Welcome to this week’s Postcard From – the feature where I chat to some lucky explorer about their recent travels.
This week I’ve been chatting to Jeanette, the main writer, editor, coffee consumer and Tweeter in the little team of adventurers that makes up Travelling Honey Bird. With an extensive background in hospitality, international horse transport and logistics it’s usually Jeanette who dreams and puts the dreams into an efficient travel itinerary. This stems from her current job as an executive assistant and chief cat herder
You’ll usually find Jeanette out and about with a coffee in hand. Even when traveling in remote locations she can sniff out the espresso. Follow her adventures on Twitter @honeybirdtravel.
Welcome, Jeanette! Where are you at the moment?
Melbourne, Victoria Australia.
Melbourne is our home town. I love this city as much as I love New York, Tokyo and even London. Few cities manage to capture my attention and keep it as well as Melbourne does. Even when we lived a good hour regional train ride away I would happily flirt down to Melbourne on my lonesome on a Saturday and do stuff.
It’s summer in Australia right now. How’s the weather in Melbourne?
Melbourne, the city famous for having four seasons in one day. Don’t like the weather? Don’t worry, give it an hour and the weather will change.
Whew, that’s crazy! Can you recommend somewhere to stay?
Hostels in Melbourne can be almost as expensive as hotels. When we want to stay in the CBD we usually avoid the $100/night hostels, unless you want to shack up in large dorm rooms. There are some amazing hotels, like the Aldephi.
What do you do on a day out in Melbourne?
I always visit at least one cafe. But let’s be honest I’ll probably visit more. My suggestion is to start off at 7Seeds Coffee, 106-114 Berkeley St, Carlton. Even though their address is Carlton this little gem of a place is just around the corner from the Queen Vic Market and is on the brink on the CBD. A perfect spot to start your Melbourne wanderings.
I always like to do my meat and vegetable shopping at the Queen Vic Market. On weekends the parking around here isn’t too bad if you’re in for the big weekly shop. If I’m just meandering around town then I like to start here with a latte from Marketlane and wonder down through the laneways down to the National Gallery of Victoria. It’s a whole day activity but great to do on your own or with friends.
What’s your highlight?
Finding all the coffee in and around the laneways. Melbourne is hitting well above her weight with amazing coffee and creative laneway cafes.
How’s the food scene in your city?
Melbourne is truly cosmopolitan when it comes to food. There are far too many amazing places to list them all. If you have time and feel like Spanish food I’d suggest trying Movida NextDoor or Bomba (who do a great $15 express lunch). The big and very delicious craze at the moment is Vietnamese Street Food. Every second street seems to have a small space serving up pho and banh mi.
I just got back from Vietnam and I loved the food – especially banh mi! Do you have any tips or advice for anyone heading to Melbourne?
Let’s talk about the hideous public transport, which in reality isn’t that bad.
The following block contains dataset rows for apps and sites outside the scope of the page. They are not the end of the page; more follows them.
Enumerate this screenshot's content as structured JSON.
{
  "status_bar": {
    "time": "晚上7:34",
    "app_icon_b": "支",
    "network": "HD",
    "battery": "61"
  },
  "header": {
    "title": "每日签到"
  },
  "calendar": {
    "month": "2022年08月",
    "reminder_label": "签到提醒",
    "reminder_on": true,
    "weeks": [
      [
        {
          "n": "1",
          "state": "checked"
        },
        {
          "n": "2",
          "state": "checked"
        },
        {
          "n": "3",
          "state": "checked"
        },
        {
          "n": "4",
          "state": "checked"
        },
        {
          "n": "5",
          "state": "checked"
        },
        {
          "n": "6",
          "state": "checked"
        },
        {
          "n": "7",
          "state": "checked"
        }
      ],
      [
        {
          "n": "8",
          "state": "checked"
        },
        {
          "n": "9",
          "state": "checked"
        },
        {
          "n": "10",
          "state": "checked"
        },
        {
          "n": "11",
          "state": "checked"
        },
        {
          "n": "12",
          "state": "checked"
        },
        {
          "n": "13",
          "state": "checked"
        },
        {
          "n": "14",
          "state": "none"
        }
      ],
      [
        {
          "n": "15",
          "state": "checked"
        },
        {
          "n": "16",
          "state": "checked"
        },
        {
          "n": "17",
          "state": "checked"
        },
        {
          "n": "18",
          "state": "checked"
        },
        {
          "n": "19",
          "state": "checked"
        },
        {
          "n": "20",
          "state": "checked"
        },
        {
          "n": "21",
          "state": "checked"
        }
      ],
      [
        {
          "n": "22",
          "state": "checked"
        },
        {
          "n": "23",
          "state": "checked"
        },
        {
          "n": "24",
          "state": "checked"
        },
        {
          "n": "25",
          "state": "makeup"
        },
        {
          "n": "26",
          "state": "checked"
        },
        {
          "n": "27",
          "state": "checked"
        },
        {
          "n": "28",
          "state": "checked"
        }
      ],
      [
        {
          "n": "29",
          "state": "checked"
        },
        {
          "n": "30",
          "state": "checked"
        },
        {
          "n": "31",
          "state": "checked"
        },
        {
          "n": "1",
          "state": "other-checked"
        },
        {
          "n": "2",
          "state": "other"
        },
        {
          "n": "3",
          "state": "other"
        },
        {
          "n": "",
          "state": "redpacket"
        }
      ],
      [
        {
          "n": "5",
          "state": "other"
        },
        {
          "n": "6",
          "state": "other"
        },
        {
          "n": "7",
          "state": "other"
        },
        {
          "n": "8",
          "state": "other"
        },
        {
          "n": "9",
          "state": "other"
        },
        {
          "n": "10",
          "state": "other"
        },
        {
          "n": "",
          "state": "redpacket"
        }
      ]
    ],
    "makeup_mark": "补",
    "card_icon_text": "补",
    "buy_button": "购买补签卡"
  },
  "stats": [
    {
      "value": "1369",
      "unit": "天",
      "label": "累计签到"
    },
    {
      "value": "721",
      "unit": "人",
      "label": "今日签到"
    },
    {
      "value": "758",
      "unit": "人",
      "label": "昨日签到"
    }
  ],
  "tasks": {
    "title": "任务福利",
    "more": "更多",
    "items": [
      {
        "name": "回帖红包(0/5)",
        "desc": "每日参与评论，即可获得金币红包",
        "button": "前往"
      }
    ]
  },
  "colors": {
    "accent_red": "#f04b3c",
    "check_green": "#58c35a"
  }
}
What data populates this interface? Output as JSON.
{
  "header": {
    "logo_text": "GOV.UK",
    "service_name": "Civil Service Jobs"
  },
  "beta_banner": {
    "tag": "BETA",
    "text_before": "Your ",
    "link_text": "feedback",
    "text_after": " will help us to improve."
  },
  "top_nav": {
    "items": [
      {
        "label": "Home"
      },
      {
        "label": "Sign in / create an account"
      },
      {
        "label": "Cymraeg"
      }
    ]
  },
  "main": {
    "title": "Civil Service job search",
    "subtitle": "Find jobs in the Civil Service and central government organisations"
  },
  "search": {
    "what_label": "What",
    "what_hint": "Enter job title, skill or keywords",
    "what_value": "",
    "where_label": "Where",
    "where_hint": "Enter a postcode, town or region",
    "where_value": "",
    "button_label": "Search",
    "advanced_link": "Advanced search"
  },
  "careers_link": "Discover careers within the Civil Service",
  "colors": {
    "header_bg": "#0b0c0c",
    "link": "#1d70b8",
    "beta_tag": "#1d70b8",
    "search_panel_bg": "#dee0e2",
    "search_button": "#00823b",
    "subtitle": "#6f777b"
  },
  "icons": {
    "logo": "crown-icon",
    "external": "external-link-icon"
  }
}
Confusing – Yes. But generally serviceable and user friendly once you know how. First things first you must purchase a Myki. Think London style Oyster card but way less cool and functional. Though things are improving. You can not buy these cards once you are on buses, trains, planes and trams. They need to be pre-purchased. You can buy these easily from a Myki store or a 7Eleven.
As of January 1, 2015 there is a free tram zone in the CBD.
Just an FYO the current fine is $75 on the spot or $217. Accumulating fines in Australia and not paying can result in issues if you decide to return.
Wow – good tip! I won’t be sneaking through any ticket barriers if I visit, then! So, a little more about you now. What’s your favourite travel read?
I can’t go past The Alchemist or anything by Khaled Houssein. I like to loose myself in books when on planes/train/cranes.
What do you love most about travelling?
The freedom to be whoever you want to be. When you’re travelling, learning and expanding yourself you don’t have to be restricted by others’ expectations. I’m not considered a glorified secretary (a gross understatement of my job) or a desk jockey. I’m a real person who real hopes, dreams and ideas. That I’m out fulfilling.